Likewise the SWP’s rejection of the possibility of building factions within the reformist parties or their youth sections seems also to be consistent both with their analysis of the conjuncture and with their subjective definition of the revolutionary left. If we are coming up to important developments in the class struggle, we must deduce that the process of differentiation will get deeper within the mass reformist parties, without necessarily being expressed by a direct strengthening of the vanguard organisations. Centrist currents may emerge within the framework of the great reformist parties, as was always the case in the past, in Germany in 1918-23, in France and Spain in the thirties. Likewise oppositional tendencies will grow up in the unions. Not to respond to such phenomena is in effect to resign oneself to a linear construction of the party through the recruitment of individuals, instead of preparing for the dialectical developments of the class struggle.

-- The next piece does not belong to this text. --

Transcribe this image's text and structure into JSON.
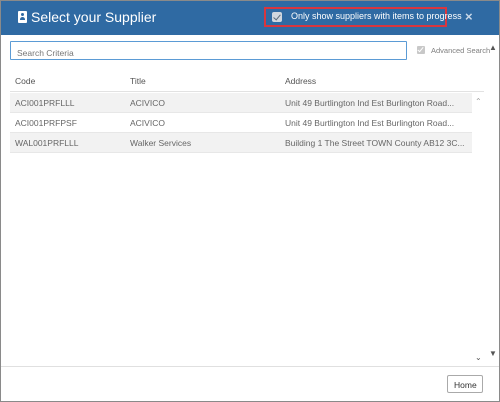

For us an active policy of regroupment and the perspective of building factions in the reformist parties are two aspects of the same approach and result from an analysis of the period. If we don’t consider the coming years as a period of downturn, but as one in which the class struggle will intensify, if we are certain that the question of revolutionary leadership will now be more decisive than ever, if we are convinced that the speed and direction of the tendencies to radicalisation in the working class will not be independent of the existence of a significant organised revolutionary force, then we must take these complementary tasks seriously, approach the question of regroupment in a non-sectarian manner, being willing to leave aside tactical questions that are not incompatible within the framework of a single organisation, in order to reach an agreement on essential programmatic questions which will define the shape and viability of a revolutionary organisation.

Last updated on 13 February 2019